__The task__: Omit the images. Copy each entry word for word.

(Interface dataset entries)
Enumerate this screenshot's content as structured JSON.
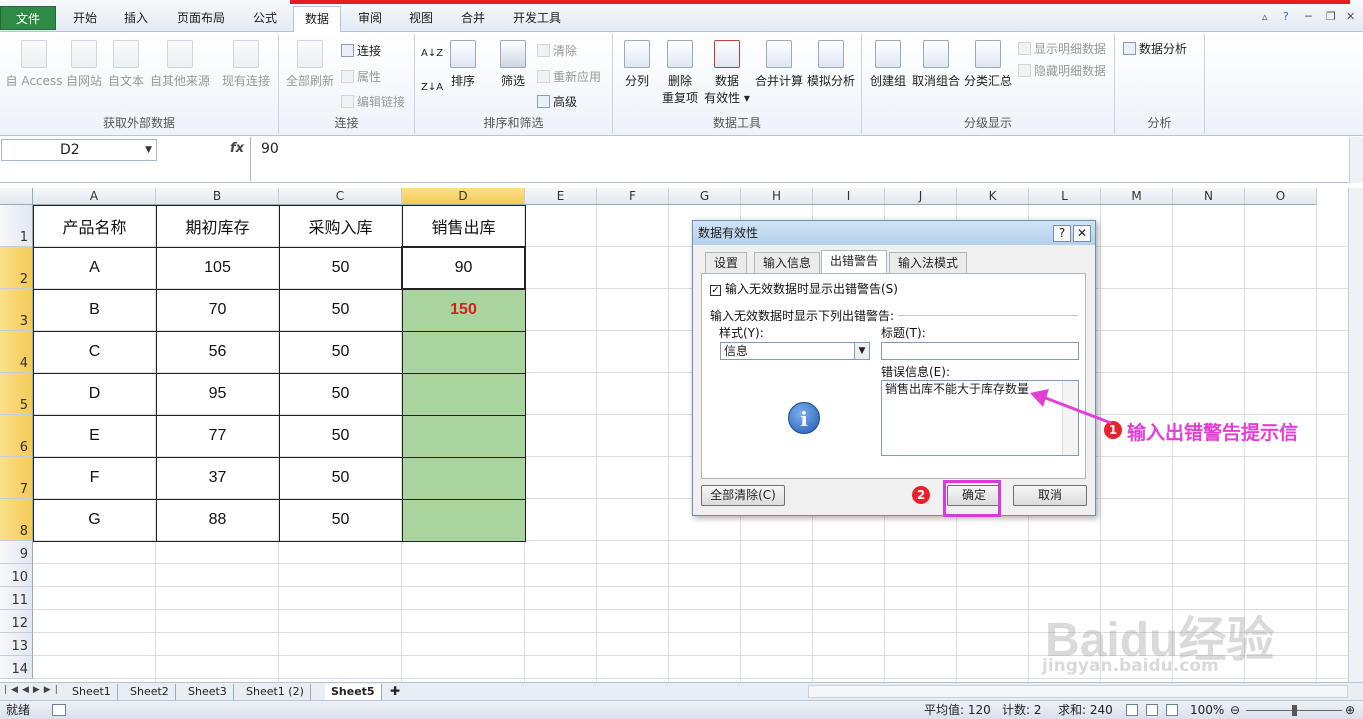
{
  "ribbon_tabs": [
    "文件",
    "开始",
    "插入",
    "页面布局",
    "公式",
    "数据",
    "审阅",
    "视图",
    "合并",
    "开发工具"
  ],
  "active_tab": "数据",
  "ribbon": {
    "get_external": {
      "label": "获取外部数据",
      "access": "自 Access",
      "web": "自网站",
      "text": "自文本",
      "other": "自其他来源",
      "existing": "现有连接"
    },
    "connections": {
      "label": "连接",
      "refresh_all": "全部刷新",
      "connections": "连接",
      "properties": "属性",
      "edit_links": "编辑链接"
    },
    "sort_filter": {
      "label": "排序和筛选",
      "sort": "排序",
      "filter": "筛选",
      "clear": "清除",
      "reapply": "重新应用",
      "advanced": "高级"
    },
    "data_tools": {
      "label": "数据工具",
      "split": "分列",
      "remove_dup_1": "删除",
      "remove_dup_2": "重复项",
      "validation_1": "数据",
      "validation_2": "有效性",
      "consolidate": "合并计算",
      "whatif": "模拟分析"
    },
    "outline": {
      "label": "分级显示",
      "group": "创建组",
      "ungroup": "取消组合",
      "subtotal": "分类汇总",
      "show_detail": "显示明细数据",
      "hide_detail": "隐藏明细数据"
    },
    "analysis": {
      "label": "分析",
      "data_analysis": "数据分析"
    }
  },
  "formula_bar": {
    "name_box": "D2",
    "fx": "fx",
    "value": "90"
  },
  "columns": [
    "A",
    "B",
    "C",
    "D",
    "E",
    "F",
    "G",
    "H",
    "I",
    "J",
    "K",
    "L",
    "M",
    "N",
    "O"
  ],
  "rows": [
    "1",
    "2",
    "3",
    "4",
    "5",
    "6",
    "7",
    "8",
    "9",
    "10",
    "11",
    "12",
    "13",
    "14"
  ],
  "table": {
    "headers": [
      "产品名称",
      "期初库存",
      "采购入库",
      "销售出库"
    ],
    "rows": [
      [
        "A",
        "105",
        "50",
        "90"
      ],
      [
        "B",
        "70",
        "50",
        "150"
      ],
      [
        "C",
        "56",
        "50",
        ""
      ],
      [
        "D",
        "95",
        "50",
        ""
      ],
      [
        "E",
        "77",
        "50",
        ""
      ],
      [
        "F",
        "37",
        "50",
        ""
      ],
      [
        "G",
        "88",
        "50",
        ""
      ]
    ]
  },
  "dialog": {
    "title": "数据有效性",
    "help": "?",
    "close": "✕",
    "tabs": [
      "设置",
      "输入信息",
      "出错警告",
      "输入法模式"
    ],
    "active_tab": "出错警告",
    "show_error_check": "输入无效数据时显示出错警告(S)",
    "section_label": "输入无效数据时显示下列出错警告:",
    "style_label": "样式(Y):",
    "style_value": "信息",
    "title_label": "标题(T):",
    "title_value": "",
    "error_msg_label": "错误信息(E):",
    "error_msg_value": "销售出库不能大于库存数量",
    "clear_all": "全部清除(C)",
    "ok": "确定",
    "cancel": "取消"
  },
  "annotations": {
    "callout_text": "输入出错警告提示信",
    "badge1": "1",
    "badge2": "2",
    "callout_color": "#e23fd6"
  },
  "sheet_tabs": [
    "Sheet1",
    "Sheet2",
    "Sheet3",
    "Sheet1 (2)",
    "Sheet5"
  ],
  "active_sheet": "Sheet5",
  "status": {
    "ready": "就绪",
    "average": "平均值: 120",
    "count": "计数: 2",
    "sum": "求和: 240",
    "zoom": "100%"
  },
  "watermark": {
    "logo": "Baidu经验",
    "url": "jingyan.baidu.com"
  }
}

__Solution to this problem__:
Enumerate this screenshot's content as structured JSON.
{
  "ribbon_tabs": [
    "文件",
    "开始",
    "插入",
    "页面布局",
    "公式",
    "数据",
    "审阅",
    "视图",
    "合并",
    "开发工具"
  ],
  "active_tab": "数据",
  "ribbon": {
    "get_external": {
      "label": "获取外部数据",
      "access": "自 Access",
      "web": "自网站",
      "text": "自文本",
      "other": "自其他来源",
      "existing": "现有连接"
    },
    "connections": {
      "label": "连接",
      "refresh_all": "全部刷新",
      "connections": "连接",
      "properties": "属性",
      "edit_links": "编辑链接"
    },
    "sort_filter": {
      "label": "排序和筛选",
      "sort": "排序",
      "filter": "筛选",
      "clear": "清除",
      "reapply": "重新应用",
      "advanced": "高级"
    },
    "data_tools": {
      "label": "数据工具",
      "split": "分列",
      "remove_dup_1": "删除",
      "remove_dup_2": "重复项",
      "validation_1": "数据",
      "validation_2": "有效性",
      "consolidate": "合并计算",
      "whatif": "模拟分析"
    },
    "outline": {
      "label": "分级显示",
      "group": "创建组",
      "ungroup": "取消组合",
      "subtotal": "分类汇总",
      "show_detail": "显示明细数据",
      "hide_detail": "隐藏明细数据"
    },
    "analysis": {
      "label": "分析",
      "data_analysis": "数据分析"
    }
  },
  "formula_bar": {
    "name_box": "D2",
    "fx": "fx",
    "value": "90"
  },
  "columns": [
    "A",
    "B",
    "C",
    "D",
    "E",
    "F",
    "G",
    "H",
    "I",
    "J",
    "K",
    "L",
    "M",
    "N",
    "O"
  ],
  "rows": [
    "1",
    "2",
    "3",
    "4",
    "5",
    "6",
    "7",
    "8",
    "9",
    "10",
    "11",
    "12",
    "13",
    "14"
  ],
  "table": {
    "headers": [
      "产品名称",
      "期初库存",
      "采购入库",
      "销售出库"
    ],
    "rows": [
      [
        "A",
        "105",
        "50",
        "90"
      ],
      [
        "B",
        "70",
        "50",
        "150"
      ],
      [
        "C",
        "56",
        "50",
        ""
      ],
      [
        "D",
        "95",
        "50",
        ""
      ],
      [
        "E",
        "77",
        "50",
        ""
      ],
      [
        "F",
        "37",
        "50",
        ""
      ],
      [
        "G",
        "88",
        "50",
        ""
      ]
    ]
  },
  "dialog": {
    "title": "数据有效性",
    "help": "?",
    "close": "✕",
    "tabs": [
      "设置",
      "输入信息",
      "出错警告",
      "输入法模式"
    ],
    "active_tab": "出错警告",
    "show_error_check": "输入无效数据时显示出错警告(S)",
    "section_label": "输入无效数据时显示下列出错警告:",
    "style_label": "样式(Y):",
    "style_value": "信息",
    "title_label": "标题(T):",
    "title_value": "",
    "error_msg_label": "错误信息(E):",
    "error_msg_value": "销售出库不能大于库存数量",
    "clear_all": "全部清除(C)",
    "ok": "确定",
    "cancel": "取消"
  },
  "annotations": {
    "callout_text": "输入出错警告提示信",
    "badge1": "1",
    "badge2": "2",
    "callout_color": "#e23fd6"
  },
  "sheet_tabs": [
    "Sheet1",
    "Sheet2",
    "Sheet3",
    "Sheet1 (2)",
    "Sheet5"
  ],
  "active_sheet": "Sheet5",
  "status": {
    "ready": "就绪",
    "average": "平均值: 120",
    "count": "计数: 2",
    "sum": "求和: 240",
    "zoom": "100%"
  },
  "watermark": {
    "logo": "Baidu经验",
    "url": "jingyan.baidu.com"
  }
}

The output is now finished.